Besides the permanent exhibition, what other kinds of exhibits can people can expect to see?
Our first temporary exhibition, opening in February, will be called “Redemption Now” by Yael Bartana and it’s her first big solo exhibition here in Germany. She’s originally from Israel, but she lived for many years in Amsterdam and now she spends her time between Berlin and Amsterdam. Yael Bartana is one of the very best contemporary video artists and she is working with Jewish themes. The Jewish Museum Berlin also gave her an assignment for new video work about Berlin and it’s called “Malka Germania.”
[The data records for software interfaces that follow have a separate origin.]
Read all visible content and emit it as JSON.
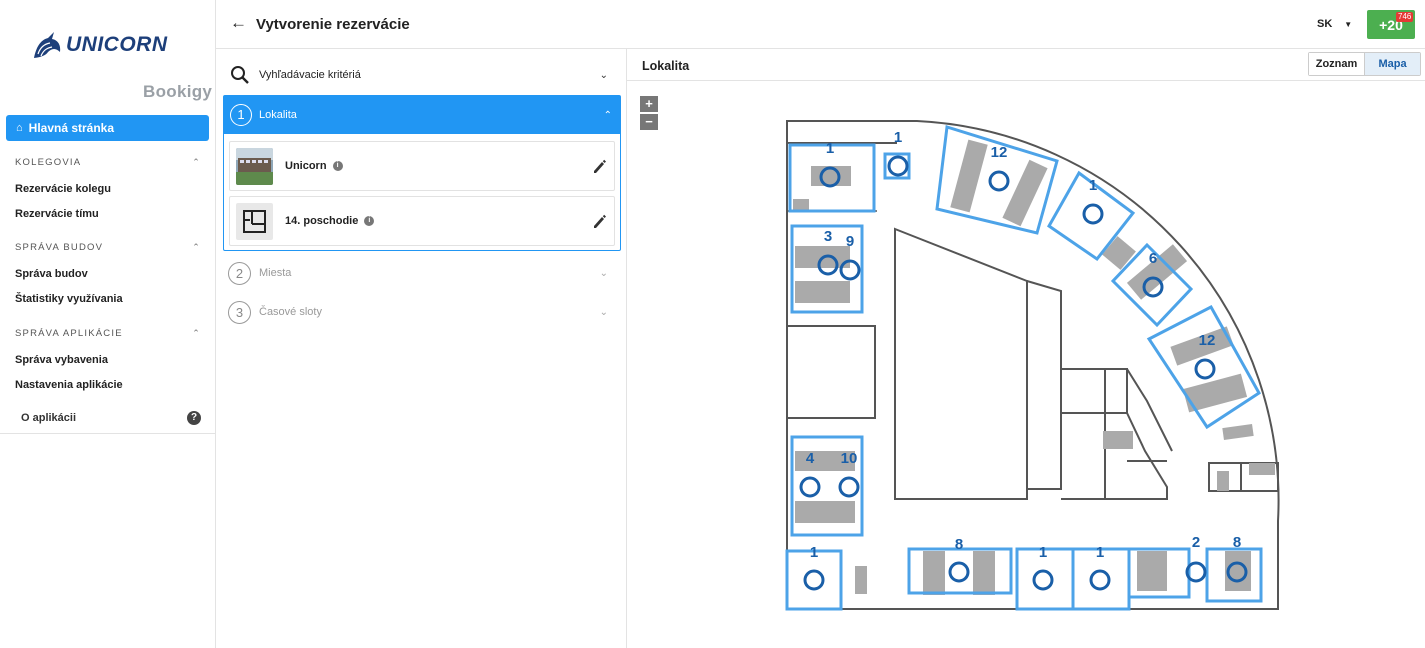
{
  "sidebar": {
    "brand": "UNICORN",
    "product": "Bookigy",
    "home_label": "Hlavná stránka",
    "sections": [
      {
        "title": "KOLEGOVIA",
        "items": [
          "Rezervácie kolegu",
          "Rezervácie tímu"
        ]
      },
      {
        "title": "SPRÁVA BUDOV",
        "items": [
          "Správa budov",
          "Štatistiky využívania"
        ]
      },
      {
        "title": "SPRÁVA APLIKÁCIE",
        "items": [
          "Správa vybavenia",
          "Nastavenia aplikácie"
        ]
      }
    ],
    "about_label": "O aplikácii"
  },
  "header": {
    "title": "Vytvorenie rezervácie",
    "language": "SK",
    "action_label": "+20",
    "badge_count": "746"
  },
  "search": {
    "criteria_label": "Vyhľadávacie kritériá",
    "steps": [
      {
        "number": "1",
        "label": "Lokalita",
        "active": true
      },
      {
        "number": "2",
        "label": "Miesta",
        "active": false
      },
      {
        "number": "3",
        "label": "Časové sloty",
        "active": false
      }
    ],
    "location_cards": [
      {
        "title": "Unicorn",
        "icon": "building-photo"
      },
      {
        "title": "14. poschodie",
        "icon": "floor-plan-icon"
      }
    ]
  },
  "map": {
    "title": "Lokalita",
    "view_tabs": [
      "Zoznam",
      "Mapa"
    ],
    "selected_view": "Mapa",
    "zoom_in": "+",
    "zoom_out": "−",
    "accent_color": "#2196f3",
    "zone_counts": [
      "1",
      "1",
      "12",
      "1",
      "3",
      "9",
      "6",
      "12",
      "4",
      "10",
      "1",
      "8",
      "1",
      "1",
      "2",
      "8"
    ]
  }
}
Next year is a very important year because it’s 1,700 years of Jewish life in Germany. It will be celebrated in a number of ways and through Germany. Three hundred and fifty years of the Jewish community in Berlin will also be celebrated and we have our 20th Jubilee next year. For the 350th anniversary in Berlin, we will also have an exhibition about Moses Mendelssohn, who was, of course, a very important figure –not just for Berlin and Germany but for Judaism as a whole. And we’ll have an exhibition of the work of the photographer Frederic Brenner, who made a project on the performance of Jewishness in Berlin today.
For the program further ahead, we’re most certainly going to do an exhibition on Jews in the DDR [German Democratic Republic, or East Germany]. This is a topic where not so much research has been done.
What’s the latest with the new children’s museum that has been in the works for four years?
We were supposed to open with great festivities on the 18th of May our new core exhibition and the Children’s World ANOHA. Our new children’s museum tells the story of Noah’s Ark with topics like sustainability, climate, how to live together, how to deal with natural resources and how to deal with all those different species of animals that have to live together on this ark. More than 150 animals have been made by artists from recycled materials. It’s very, very beautiful.
Because it’s very hands-on, we’re not able to open it now, not until November. But that will be a completely new offering here in the neighborhood. It will be very family friendly and open to all cultures, so I really hope that this will become an important center for the neighborhood.